* [WHAT IS BEING ASKED]: Below are records; copy every line among them that contains the word "title".

_ _ _ _ _

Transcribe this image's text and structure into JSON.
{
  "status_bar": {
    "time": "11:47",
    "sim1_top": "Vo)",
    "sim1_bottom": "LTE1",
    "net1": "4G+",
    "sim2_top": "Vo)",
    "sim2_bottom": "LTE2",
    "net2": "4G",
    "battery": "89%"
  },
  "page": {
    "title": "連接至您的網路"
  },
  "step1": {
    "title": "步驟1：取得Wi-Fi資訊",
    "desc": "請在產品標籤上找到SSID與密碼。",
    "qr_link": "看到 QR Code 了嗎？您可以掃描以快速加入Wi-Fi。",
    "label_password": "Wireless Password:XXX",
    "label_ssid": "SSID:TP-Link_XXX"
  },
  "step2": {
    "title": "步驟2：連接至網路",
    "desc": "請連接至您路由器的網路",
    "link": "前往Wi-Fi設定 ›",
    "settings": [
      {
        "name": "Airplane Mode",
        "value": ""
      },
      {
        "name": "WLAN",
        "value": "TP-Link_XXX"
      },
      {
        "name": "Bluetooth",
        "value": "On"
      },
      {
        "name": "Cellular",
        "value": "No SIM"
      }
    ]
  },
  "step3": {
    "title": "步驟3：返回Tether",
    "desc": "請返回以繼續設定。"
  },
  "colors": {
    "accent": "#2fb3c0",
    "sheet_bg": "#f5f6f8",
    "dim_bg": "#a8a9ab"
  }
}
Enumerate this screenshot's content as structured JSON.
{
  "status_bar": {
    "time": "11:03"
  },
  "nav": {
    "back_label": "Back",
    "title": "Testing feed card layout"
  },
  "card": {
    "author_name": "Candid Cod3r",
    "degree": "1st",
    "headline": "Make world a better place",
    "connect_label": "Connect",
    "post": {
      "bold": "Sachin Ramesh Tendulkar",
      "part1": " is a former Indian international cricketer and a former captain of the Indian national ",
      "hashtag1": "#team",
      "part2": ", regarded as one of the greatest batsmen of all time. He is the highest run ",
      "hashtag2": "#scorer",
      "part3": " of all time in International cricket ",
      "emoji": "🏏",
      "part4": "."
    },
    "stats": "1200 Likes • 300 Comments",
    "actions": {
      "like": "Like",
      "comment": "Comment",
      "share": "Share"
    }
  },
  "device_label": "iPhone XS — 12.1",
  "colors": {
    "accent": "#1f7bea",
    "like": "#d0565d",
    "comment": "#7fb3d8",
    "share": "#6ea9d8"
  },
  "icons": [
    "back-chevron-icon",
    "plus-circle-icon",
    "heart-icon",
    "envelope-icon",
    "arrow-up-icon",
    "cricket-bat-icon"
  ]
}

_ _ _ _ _

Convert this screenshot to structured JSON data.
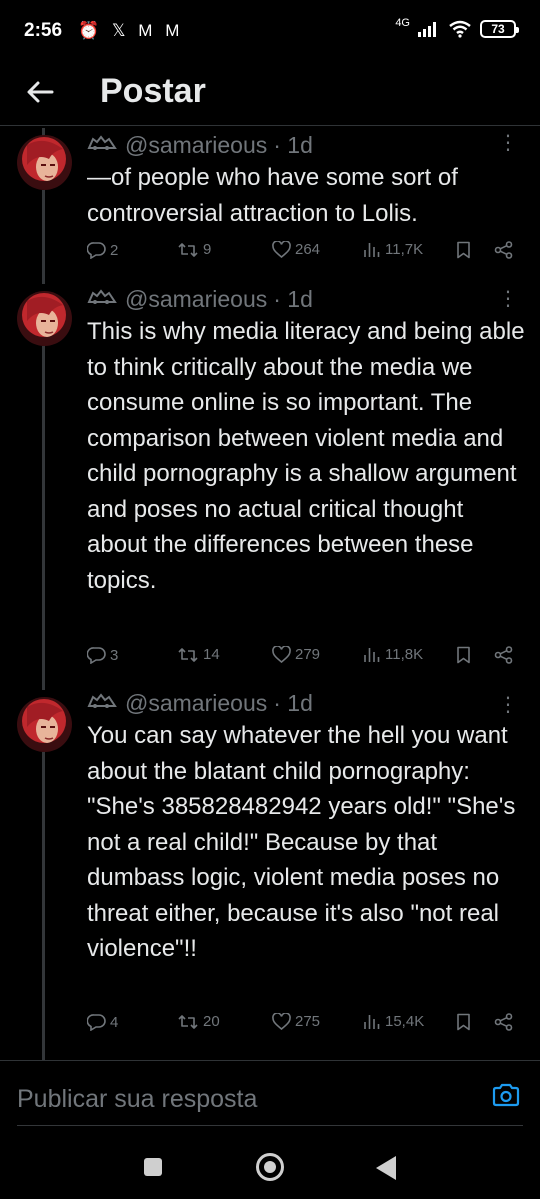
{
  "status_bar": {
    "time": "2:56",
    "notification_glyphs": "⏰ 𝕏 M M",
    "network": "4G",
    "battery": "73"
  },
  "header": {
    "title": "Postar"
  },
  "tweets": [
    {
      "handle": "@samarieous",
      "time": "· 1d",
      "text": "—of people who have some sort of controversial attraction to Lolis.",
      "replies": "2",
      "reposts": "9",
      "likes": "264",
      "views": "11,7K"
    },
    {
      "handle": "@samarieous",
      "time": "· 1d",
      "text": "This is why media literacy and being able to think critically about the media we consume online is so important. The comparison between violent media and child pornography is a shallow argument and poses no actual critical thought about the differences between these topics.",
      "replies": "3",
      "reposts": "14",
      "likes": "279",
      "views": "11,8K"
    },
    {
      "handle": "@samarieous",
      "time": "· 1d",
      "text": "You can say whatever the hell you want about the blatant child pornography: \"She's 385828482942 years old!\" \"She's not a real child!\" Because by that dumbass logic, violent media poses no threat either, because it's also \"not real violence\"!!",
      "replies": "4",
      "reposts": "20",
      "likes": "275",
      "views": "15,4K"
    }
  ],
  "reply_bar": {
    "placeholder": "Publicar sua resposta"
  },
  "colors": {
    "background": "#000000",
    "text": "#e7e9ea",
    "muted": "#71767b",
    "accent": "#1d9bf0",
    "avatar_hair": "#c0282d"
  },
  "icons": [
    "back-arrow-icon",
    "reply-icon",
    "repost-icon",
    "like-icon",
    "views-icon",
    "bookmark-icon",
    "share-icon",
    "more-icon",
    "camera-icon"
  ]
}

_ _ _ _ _

* [WRITTEN SOLUTION]:
    "title": "連接至您的網路"
    "title": "步驟1：取得Wi-Fi資訊",
    "title": "步驟2：連接至網路",
    "title": "步驟3：返回Tether",
    "title": "Testing feed card layout"
    "title": "Postar"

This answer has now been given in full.